13 - Trade liberalisation with Russia

Grade: A-
Unity 5/5
Resources 3/5
Outcome 8/10
Total 16/20
Scorecard 2010/11: B- (12/20)

Russian accession to the WTO was a big success for the EU that opens the way for further EU–Russia trade liberalisation.

The EU’s objective is to create a common economic space based on a free-trade area with Russia. For years, EU–Russia trade liberalisation has been held back because Russia is not a member of the WTO. For example, without WTO membership, Russia could not sign a free-trade agreement with the EU, which has been on offer for several years. Russia’s WTO accession was complicated by Russia’s protectionist lobbies and Russian-Georgian disagreements on how to ensure proper border controls around the conflict zones of Abkhazia and South Ossetia. Russia’s creation of a customs union of Kazakhstan and Belarus has also complicated Russia’s WTO accession and EU–Russia trade liberalisation.

In 2011, after 18 years of negotiations, Russia finalised accession talks with the WTO member states – a major success for the EU. Russia finally joined the WTO in December. This will also open the way for further trade liberalisation between Russia and the EU, which could be enshrined in the New Enhanced Agreement (NEA) currently being negotiated. Throughout the year, the EU was quite united in supporting Russia’s WTO accession and holding the perspective of a free-trade regime open to Russia. In the spring, the EU and Russia finally settled most of their differences on Russia’s WTO accession.
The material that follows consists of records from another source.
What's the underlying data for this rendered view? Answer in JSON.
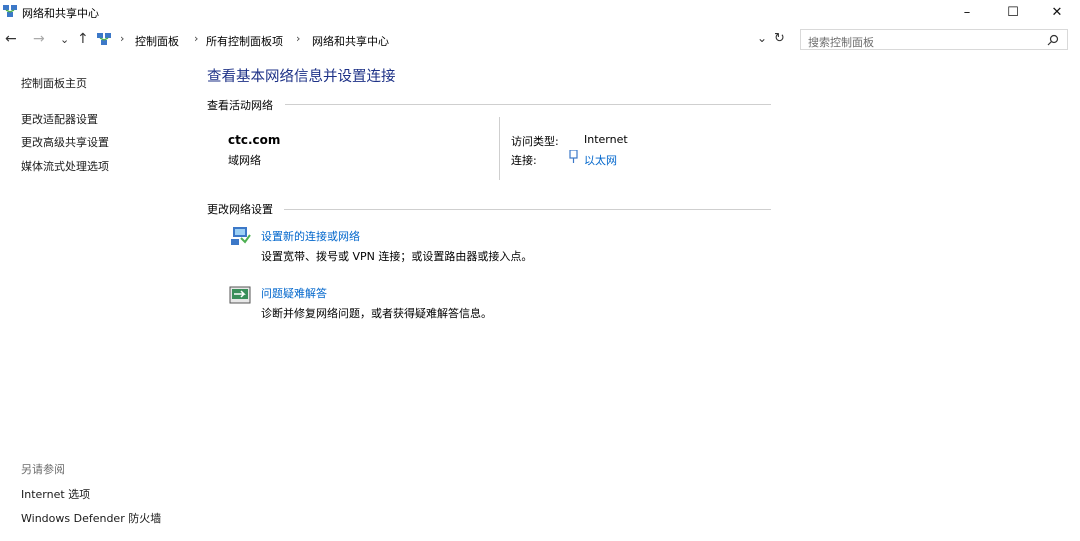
{
  "window": {
    "title": "网络和共享中心",
    "controls": {
      "minimize": "–",
      "maximize": "☐",
      "close": "✕"
    }
  },
  "address_bar": {
    "breadcrumbs": [
      "控制面板",
      "所有控制面板项",
      "网络和共享中心"
    ],
    "separator": "›",
    "dropdown_glyph": "⌄",
    "refresh_glyph": "↻"
  },
  "nav": {
    "back": "←",
    "forward": "→",
    "recent": "⌄",
    "up": "↑"
  },
  "search": {
    "placeholder": "搜索控制面板",
    "icon": "search-icon"
  },
  "sidebar": {
    "home": "控制面板主页",
    "items": [
      "更改适配器设置",
      "更改高级共享设置",
      "媒体流式处理选项"
    ],
    "see_also_heading": "另请参阅",
    "see_also": [
      "Internet 选项",
      "Windows Defender 防火墙"
    ]
  },
  "main": {
    "title": "查看基本网络信息并设置连接",
    "active_networks": {
      "heading": "查看活动网络",
      "network_name": "ctc.com",
      "network_category": "域网络",
      "access_type_label": "访问类型:",
      "access_type_value": "Internet",
      "connections_label": "连接:",
      "connections_value": "以太网"
    },
    "change_settings": {
      "heading": "更改网络设置",
      "tasks": [
        {
          "link": "设置新的连接或网络",
          "description": "设置宽带、拨号或 VPN 连接；或设置路由器或接入点。",
          "icon": "new-connection-icon"
        },
        {
          "link": "问题疑难解答",
          "description": "诊断并修复网络问题，或者获得疑难解答信息。",
          "icon": "troubleshoot-icon"
        }
      ]
    }
  },
  "colors": {
    "title_blue": "#1e3287",
    "link_blue": "#0066cc",
    "line_gray": "#cfcfcf"
  }
}
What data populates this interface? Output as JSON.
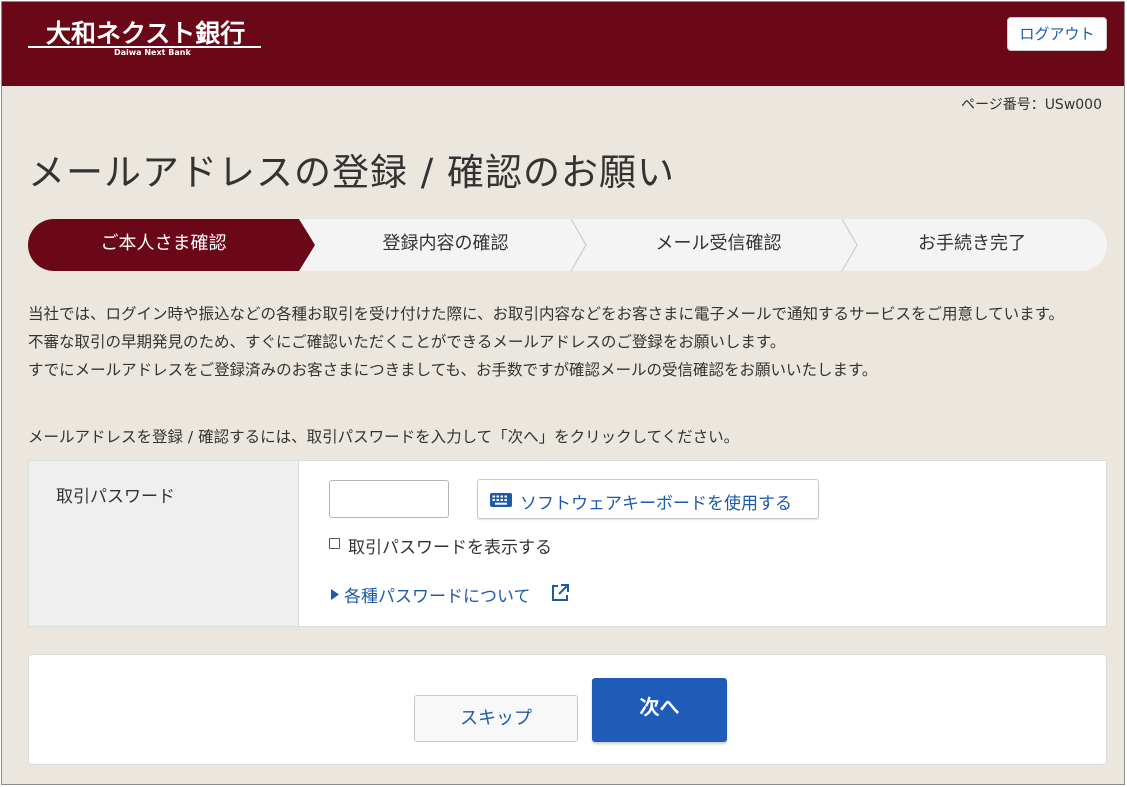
{
  "header": {
    "logo_text": "大和ネクスト銀行",
    "logo_sub": "Daiwa Next Bank",
    "logout_label": "ログアウト"
  },
  "page_number": "ページ番号：USw000",
  "title": "メールアドレスの登録 / 確認のお願い",
  "steps": [
    {
      "label": "ご本人さま確認",
      "active": true
    },
    {
      "label": "登録内容の確認",
      "active": false
    },
    {
      "label": "メール受信確認",
      "active": false
    },
    {
      "label": "お手続き完了",
      "active": false
    }
  ],
  "intro": {
    "line1": "当社では、ログイン時や振込などの各種お取引を受け付けた際に、お取引内容などをお客さまに電子メールで通知するサービスをご用意しています。",
    "line2": "不審な取引の早期発見のため、すぐにご確認いただくことができるメールアドレスのご登録をお願いします。",
    "line3": "すでにメールアドレスをご登録済みのお客さまにつきましても、お手数ですが確認メールの受信確認をお願いいたします。"
  },
  "instruction": "メールアドレスを登録 / 確認するには、取引パスワードを入力して「次へ」をクリックしてください。",
  "form": {
    "password_label": "取引パスワード",
    "password_value": "",
    "software_keyboard_label": "ソフトウェアキーボードを使用する",
    "show_password_label": "取引パスワードを表示する",
    "password_info_link": "各種パスワードについて"
  },
  "actions": {
    "skip_label": "スキップ",
    "next_label": "次へ"
  },
  "colors": {
    "brand": "#6b0818",
    "link": "#1d5aa8",
    "primary_button": "#1f5bb9",
    "background": "#ebe7df"
  },
  "icons": {
    "keyboard": "keyboard-icon",
    "external": "external-link-icon",
    "arrow": "triangle-right-icon"
  }
}
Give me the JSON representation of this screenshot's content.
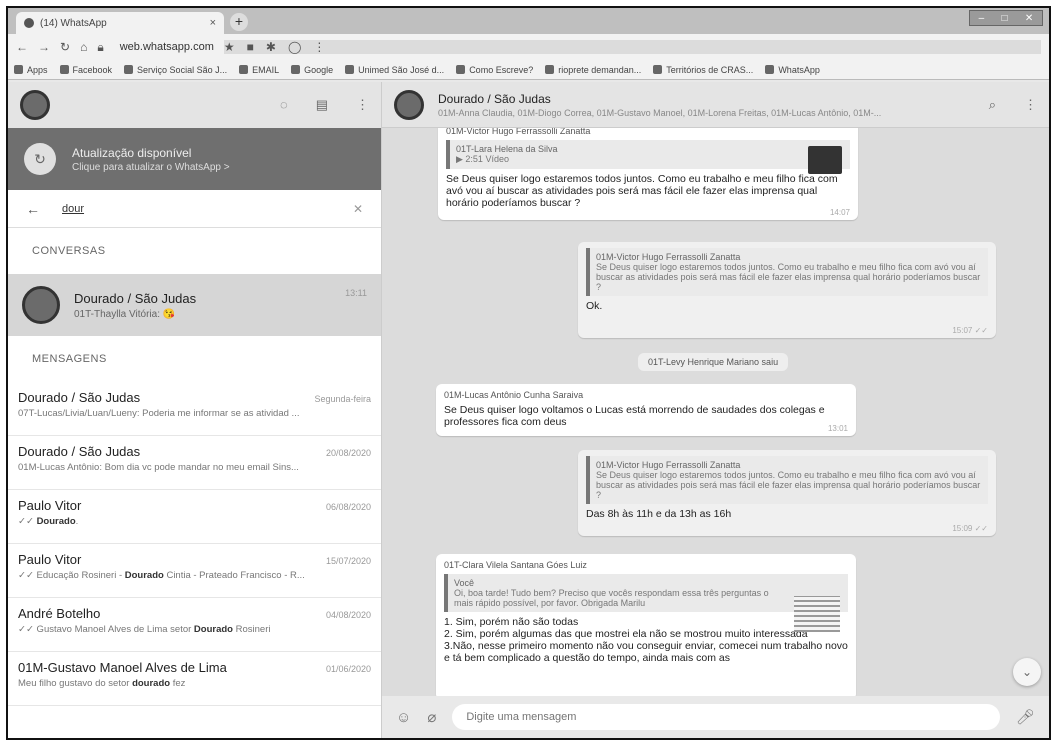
{
  "browser": {
    "tab_title": "(14) WhatsApp",
    "tab_close": "×",
    "new_tab": "+",
    "url": "web.whatsapp.com",
    "bookmarks": [
      "Apps",
      "Facebook",
      "Serviço Social São J...",
      "EMAIL",
      "Google",
      "Unimed São José d...",
      "Como Escreve?",
      "rioprete demandan...",
      "Territórios de CRAS...",
      "WhatsApp"
    ]
  },
  "sidebar": {
    "update_title": "Atualização disponível",
    "update_sub": "Clique para atualizar o WhatsApp >",
    "search_value": "dour",
    "section_conversations": "CONVERSAS",
    "conversation": {
      "name": "Dourado / São Judas",
      "preview": "01T-Thaylla Vitória: 😘",
      "time": "13:11"
    },
    "section_messages": "MENSAGENS",
    "messages": [
      {
        "name": "Dourado / São Judas",
        "date": "Segunda-feira",
        "pre": "07T-Lucas/Livia/Luan/Lueny: Poderia me informar se as atividad ...",
        "bold": "",
        "post": ""
      },
      {
        "name": "Dourado / São Judas",
        "date": "20/08/2020",
        "pre": "01M-Lucas Antônio: Bom dia vc pode mandar no meu email Sins...",
        "bold": "",
        "post": ""
      },
      {
        "name": "Paulo Vitor",
        "date": "06/08/2020",
        "pre": "✓✓ ",
        "bold": "Dourado",
        "post": "."
      },
      {
        "name": "Paulo Vitor",
        "date": "15/07/2020",
        "pre": "✓✓ Educação  Rosineri - ",
        "bold": "Dourado",
        "post": " Cintia - Prateado Francisco - R..."
      },
      {
        "name": "André Botelho",
        "date": "04/08/2020",
        "pre": "✓✓ Gustavo Manoel Alves de Lima setor ",
        "bold": "Dourado",
        "post": " Rosineri"
      },
      {
        "name": "01M-Gustavo Manoel Alves de Lima",
        "date": "01/06/2020",
        "pre": "Meu filho gustavo do setor ",
        "bold": "dourado",
        "post": " fez"
      }
    ]
  },
  "chat": {
    "title": "Dourado / São Judas",
    "members": "01M-Anna Claudia, 01M-Diogo Correa, 01M-Gustavo Manoel, 01M-Lorena Freitas, 01M-Lucas Antônio, 01M-...",
    "b1": {
      "top_sender": "01M-Victor Hugo Ferrassolli Zanatta",
      "quote_name": "01T-Lara Helena da Silva",
      "quote_text": "▶ 2:51 Vídeo",
      "text": "Se Deus quiser logo estaremos todos juntos. Como eu trabalho e meu filho fica com avó vou aí buscar as atividades pois será mas fácil ele fazer elas imprensa qual horário poderíamos buscar ?",
      "time": "14:07"
    },
    "b2": {
      "quote_name": "01M-Victor Hugo Ferrassolli Zanatta",
      "quote_text": "Se Deus quiser logo estaremos todos juntos. Como eu trabalho e meu filho fica com avó vou aí buscar as atividades pois será mas fácil ele fazer elas imprensa qual horário poderíamos buscar ?",
      "text": "Ok.",
      "time": "15:07 ✓✓"
    },
    "sys": "01T-Levy Henrique Mariano saiu",
    "b3": {
      "sender": "01M-Lucas Antônio Cunha Saraiva",
      "text": "Se Deus quiser logo voltamos o Lucas está morrendo de saudades dos colegas e professores fica com deus",
      "time": "13:01"
    },
    "b4": {
      "quote_name": "01M-Victor Hugo Ferrassolli Zanatta",
      "quote_text": "Se Deus quiser logo estaremos todos juntos. Como eu trabalho e meu filho fica com avó vou aí buscar as atividades pois será mas fácil ele fazer elas imprensa qual horário poderíamos buscar ?",
      "text": "Das 8h às 11h e da 13h as 16h",
      "time": "15:09 ✓✓"
    },
    "b5": {
      "sender": "01T-Clara Vilela Santana Góes Luiz",
      "quote_name": "Você",
      "quote_text": "Oi, boa tarde! Tudo bem? Preciso que vocês respondam essa três perguntas o mais rápido possível, por favor. Obrigada Marilu",
      "lines": [
        "1. Sim, porém não são todas",
        "2. Sim, porém algumas das que mostrei ela não se mostrou muito interessada",
        "3.Não, nesse primeiro momento não vou conseguir enviar, comecei num trabalho novo e tá bem complicado a questão do tempo, ainda mais com as"
      ]
    },
    "composer_placeholder": "Digite uma mensagem"
  }
}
The EU also played a strong diplomatic role in persuading both Russia and Georgia to agree on a compromise that opened the way for Russian accession to the WTO. But although the EU has achieved its long-term objective of seeing Russia enter the WTO, the success of further EU–Russia trade liberalisation will depend on how fast the EU and Russia can agree to liberalise their own bilateral trade.